We encourage parents to oversee their kids carefully, paying special attention to relationships, emotions, spiritual peaks and valleys, and more. Be ready to put other things on the back burner in order to meet needs as they arise.

Monday, January 11, 2010

day twelve: teach children that the world does not revolve around them

As much as we spend time, money, energy, and love on our children, one thing that we did not do is let them think that the world revolves around them. We have always taught them that the earth’s orbit consists of 365 days, 5 hours, 48 minutes, and 46 seconds—and that it does NOT orbit around them!

A major aspect of teaching children to be others-minded is instilling in them this true fact: it's not all about you. In our self-absorbed society, this is harder to do than ever. We have lost our basic consideration of others.

In child-controlled homes, the children are often set up to think that everything actually is about them. After all, they whimper, fuss, roll their eyes, or throw a fit, and things around them change. The world must revolve around them with that kind of power at their disposal.

The initial way to stop this is to avoid or dismantle that child-controlled home and put the family members in their proper places. But even if we do instill proper, biblical child-training from babyhood, a part of that foolishness may still remain. The monster of selfishness continues to rear its ugly head.

This is where a change of mind--a different way of thinking, and acting, and talking--comes into play. From our children's earliest years, we have told them that it is not all about them. Oh, we love them, affirm them, encourage them, play with them, train them, give good gifts to them, and many other loving parental acts. I adore my children! But the world does not revolve around them, and until they understand that other people are more important than they are, they will never fully be able to live a God-first, people-second life--for they will always put themselves in that first place slot.

Sunday, January 10, 2010

day eleven: teach children empathy*

 "'...if you can learn a simple trick, Scout, you'll get along a lot better with all kinds of folks. You never really understand a person until you consider things from his point of view--until you climb into his skin and walk around in it.'"
                                                         To Kill a Mockingbird

If I could only instill one character quality in my children out of all of the dozens of qualities they could acquire, it would be empathy. You see, once a child has empathy, he has a much higher likelihood of utilizing all of the other character qualities we desire for him to have.

Sure, a child can be diligent, but without empathy causing him to feel that someone needs something done, diligence might not help him much. A person can be extremely kind, but without the ability to see others' needs and extend that kindness, that quality can literally go unused. A Christian may be as loving as can be, but without the ability to see the unlovely ones, that love will not be spread as high and as wide and as deep as it could be.

Empathy may be defined as "a consistent consciousness of others." An awareness of others' needs with the desire to meet those needs. Walking in another's shoes--and a deep longing to act upon the knowledge gained from walking in those shoes.
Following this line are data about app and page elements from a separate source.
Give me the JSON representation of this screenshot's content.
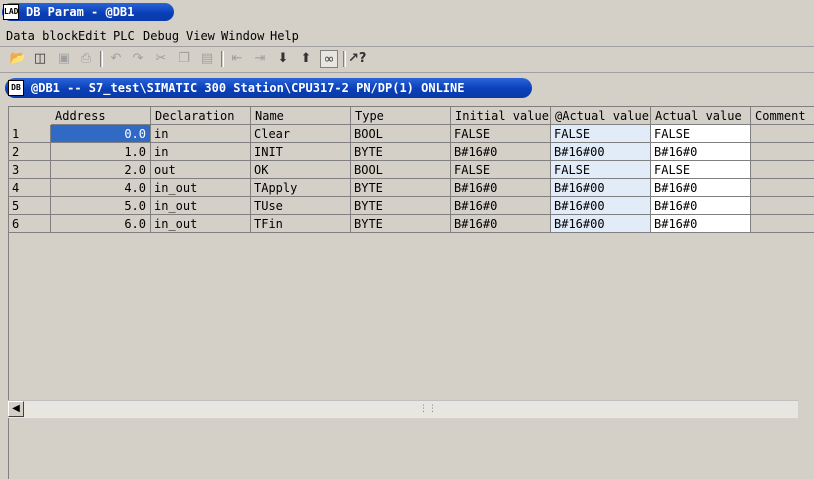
{
  "app": {
    "title": "DB Param - @DB1",
    "icon_label": "LAD"
  },
  "menu": [
    "Data block",
    "Edit",
    "PLC",
    "Debug",
    "View",
    "Window",
    "Help"
  ],
  "toolbar": {
    "icons": [
      "open-folder-icon",
      "network-access-icon",
      "save-icon",
      "print-icon",
      "undo-icon",
      "redo-icon",
      "cut-icon",
      "copy-icon",
      "paste-icon",
      "previous-icon",
      "next-icon",
      "download-icon",
      "upload-icon",
      "monitor-glasses-icon",
      "help-pointer-icon"
    ]
  },
  "child": {
    "title": "@DB1 -- S7_test\\SIMATIC 300 Station\\CPU317-2 PN/DP(1)  ONLINE",
    "icon_label": "DB"
  },
  "table": {
    "columns": [
      "Address",
      "Declaration",
      "Name",
      "Type",
      "Initial value",
      "@Actual value",
      "Actual value",
      "Comment"
    ],
    "rows": [
      {
        "num": "1",
        "address": "0.0",
        "declaration": "in",
        "name": "Clear",
        "type": "BOOL",
        "initial": "FALSE",
        "at_actual": "FALSE",
        "actual": "FALSE",
        "comment": ""
      },
      {
        "num": "2",
        "address": "1.0",
        "declaration": "in",
        "name": "INIT",
        "type": "BYTE",
        "initial": "B#16#0",
        "at_actual": "B#16#00",
        "actual": "B#16#0",
        "comment": ""
      },
      {
        "num": "3",
        "address": "2.0",
        "declaration": "out",
        "name": "OK",
        "type": "BOOL",
        "initial": "FALSE",
        "at_actual": "FALSE",
        "actual": "FALSE",
        "comment": ""
      },
      {
        "num": "4",
        "address": "4.0",
        "declaration": "in_out",
        "name": "TApply",
        "type": "BYTE",
        "initial": "B#16#0",
        "at_actual": "B#16#00",
        "actual": "B#16#0",
        "comment": ""
      },
      {
        "num": "5",
        "address": "5.0",
        "declaration": "in_out",
        "name": "TUse",
        "type": "BYTE",
        "initial": "B#16#0",
        "at_actual": "B#16#00",
        "actual": "B#16#0",
        "comment": ""
      },
      {
        "num": "6",
        "address": "6.0",
        "declaration": "in_out",
        "name": "TFin",
        "type": "BYTE",
        "initial": "B#16#0",
        "at_actual": "B#16#00",
        "actual": "B#16#0",
        "comment": ""
      }
    ]
  }
}
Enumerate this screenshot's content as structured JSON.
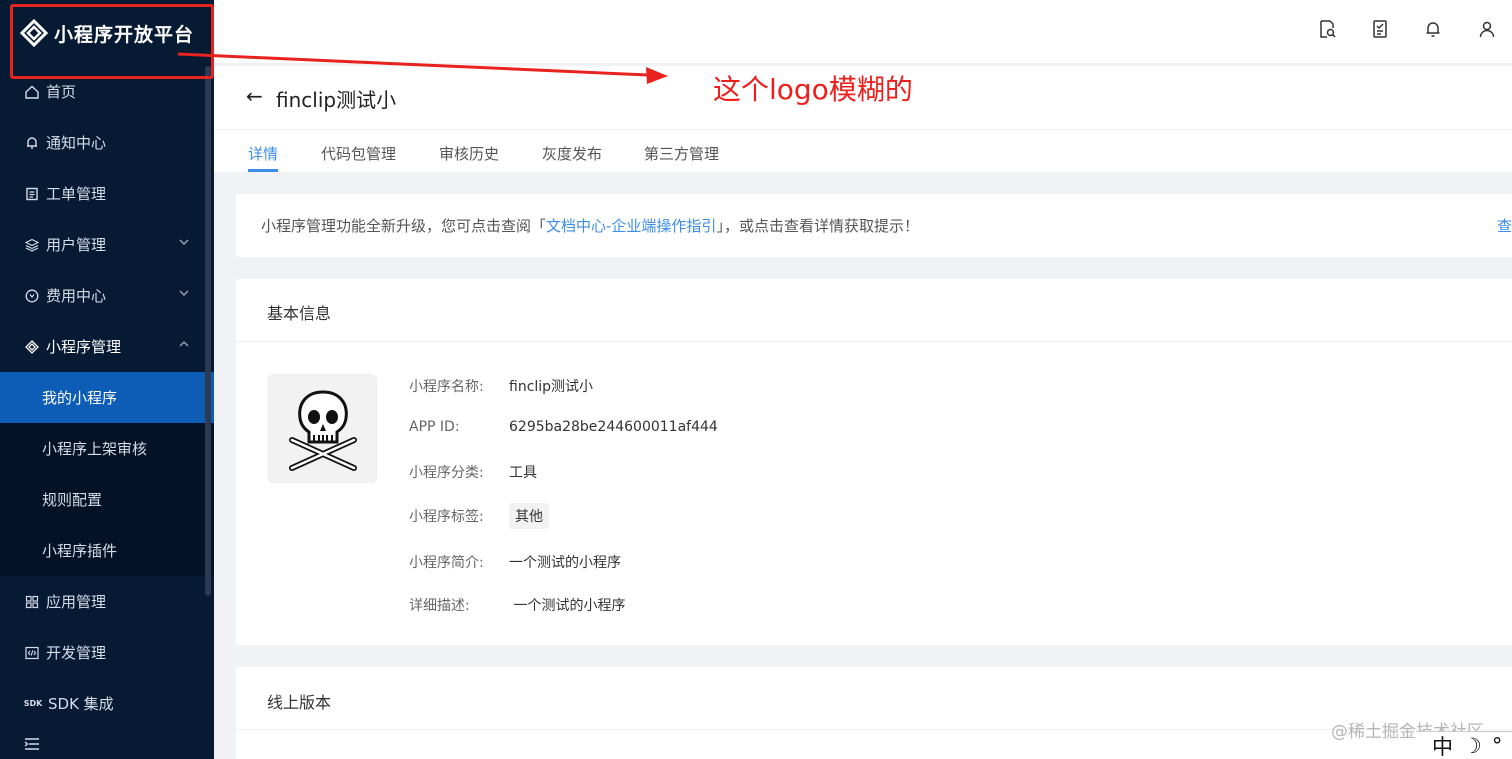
{
  "logo": {
    "text": "小程序开放平台"
  },
  "sidebar": {
    "items": [
      {
        "label": "首页",
        "icon": "home-icon"
      },
      {
        "label": "通知中心",
        "icon": "bell-icon"
      },
      {
        "label": "工单管理",
        "icon": "clipboard-icon"
      },
      {
        "label": "用户管理",
        "icon": "layers-icon",
        "expandable": true
      },
      {
        "label": "费用中心",
        "icon": "coin-icon",
        "expandable": true
      },
      {
        "label": "小程序管理",
        "icon": "diamond-icon",
        "expanded": true
      }
    ],
    "sub_items": [
      {
        "label": "我的小程序",
        "active": true
      },
      {
        "label": "小程序上架审核"
      },
      {
        "label": "规则配置"
      },
      {
        "label": "小程序插件"
      }
    ],
    "items_after": [
      {
        "label": "应用管理",
        "icon": "grid-icon"
      },
      {
        "label": "开发管理",
        "icon": "code-icon"
      },
      {
        "label": "SDK 集成",
        "icon": "sdk-icon"
      }
    ]
  },
  "header": {
    "icons": [
      "search-doc-icon",
      "document-icon",
      "bell-icon",
      "user-icon"
    ]
  },
  "page": {
    "back_arrow": "←",
    "title": "finclip测试小",
    "tabs": [
      "详情",
      "代码包管理",
      "审核历史",
      "灰度发布",
      "第三方管理"
    ],
    "active_tab": 0
  },
  "notice": {
    "prefix": "小程序管理功能全新升级，您可点击查阅「",
    "link": " 文档中心-企业端操作指引 ",
    "suffix": "」，或点击查看详情获取提示！",
    "right_link": "查"
  },
  "basic_info": {
    "title": "基本信息",
    "rows": [
      {
        "label": "小程序名称:",
        "value": "finclip测试小"
      },
      {
        "label": "APP ID:",
        "value": "6295ba28be244600011af444"
      },
      {
        "label": "小程序分类:",
        "value": "工具"
      },
      {
        "label": "小程序标签:",
        "value": "其他"
      },
      {
        "label": "小程序简介:",
        "value": "一个测试的小程序"
      },
      {
        "label": "详细描述:",
        "value": " 一个测试的小程序"
      }
    ]
  },
  "online_version": {
    "title": "线上版本"
  },
  "annotation": {
    "text": "这个logo模糊的",
    "color": "#ee1f1c"
  },
  "watermark": "@稀土掘金技术社区",
  "ime": {
    "lang": "中",
    "moon": "☽",
    "dot": "°"
  },
  "colors": {
    "sidebar_bg": "#061a33",
    "accent": "#3c8ee8",
    "active_menu": "#0d5db6"
  }
}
Or, simply "seeing others' needs and truly wanting to meet them."

 In Harper Lee's novel, To Kill a Mockingbird, Scout's father, Atticus Finch, teaches his young daughter about empathy after she had a confrontation with her teacher. He says it in such a way that one cannot help understand the very heart of empathy training, that of getting into someone's skin and seeing life from his perspective: "'...if you can learn a simple trick, Scout, you'll get along a lot better with all kinds of folks. You never really understand a person until you consider things from his point of view--until you climb into his skin and walk around in it.'" That is truly the depth of empathy training our children need.
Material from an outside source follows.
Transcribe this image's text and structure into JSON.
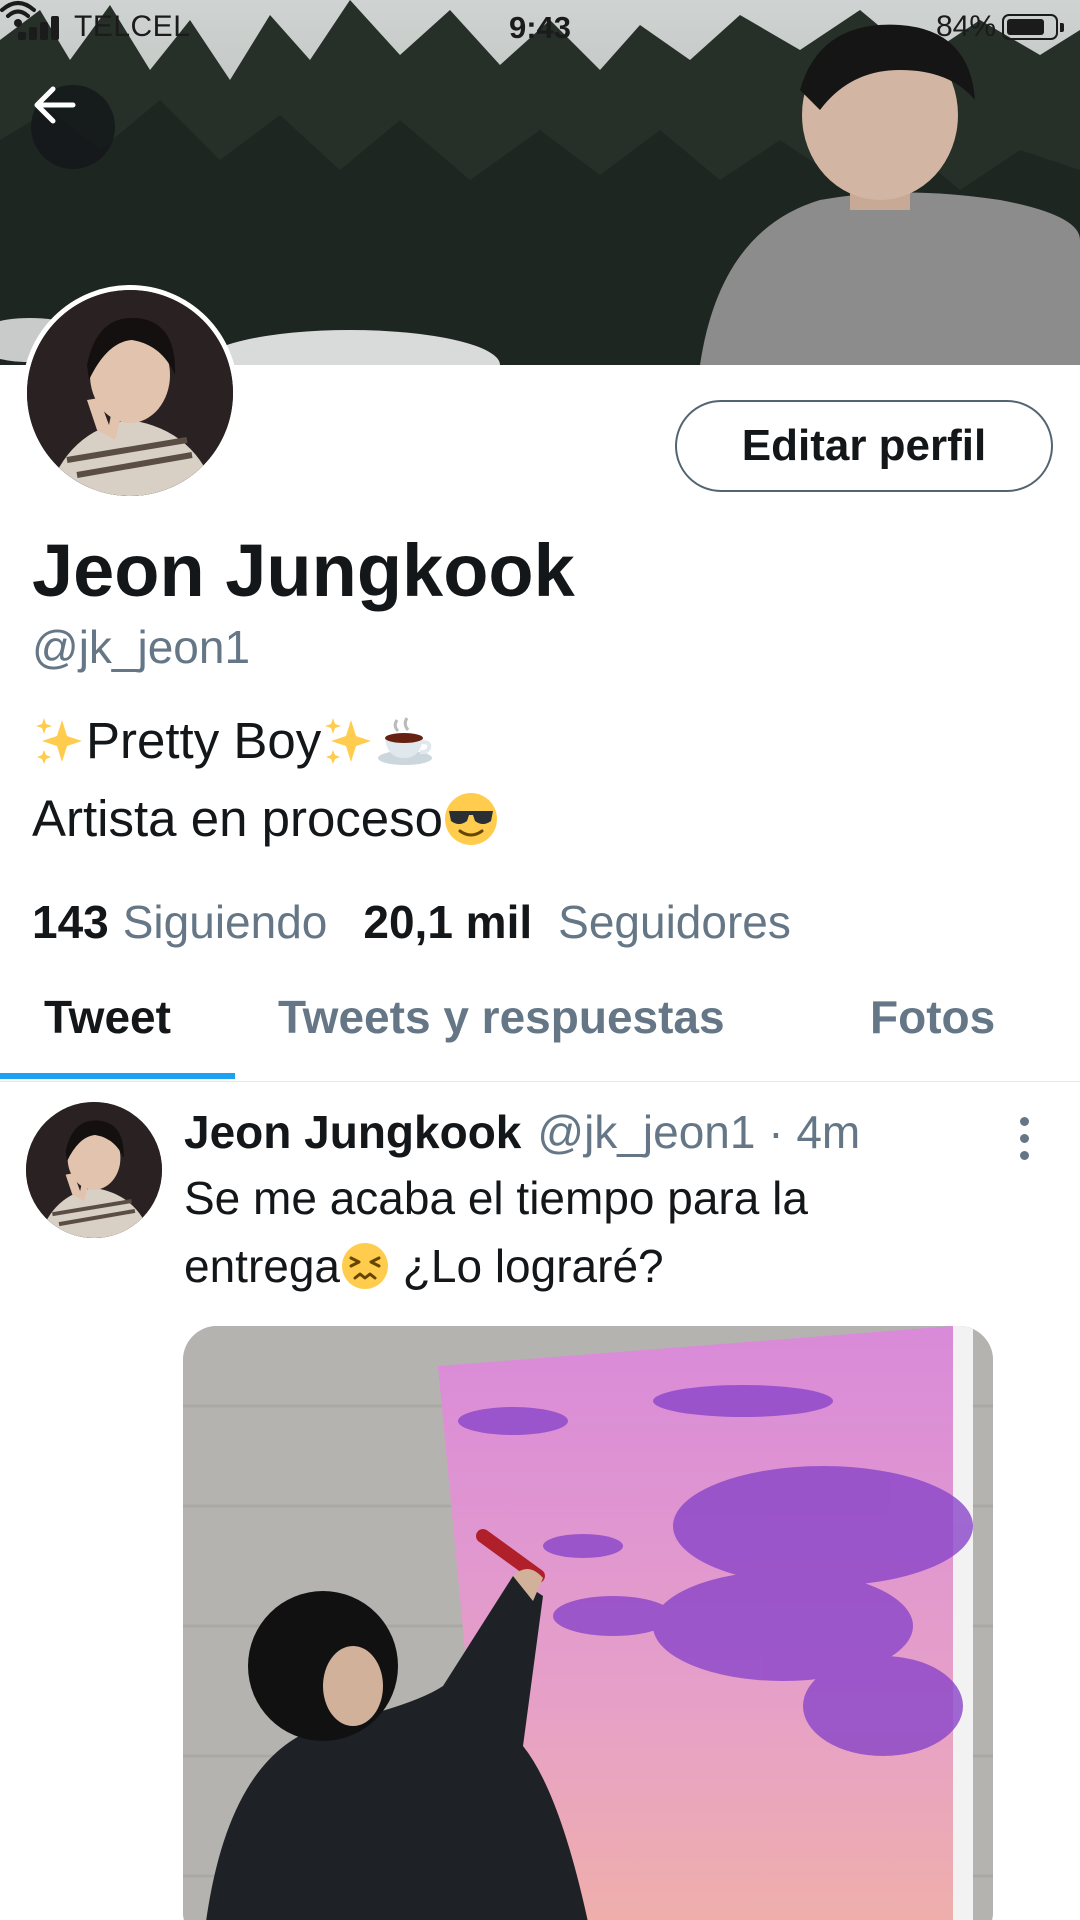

*Note: We feel that empathy training is at the heart of Christian living and parenting! We will have literally dozens of tips for teaching children empathy in Positive Parenting 3*6*5 throughout this year—so “stay tuned” and look for the tag “empathy training” in the labels beneath the posts.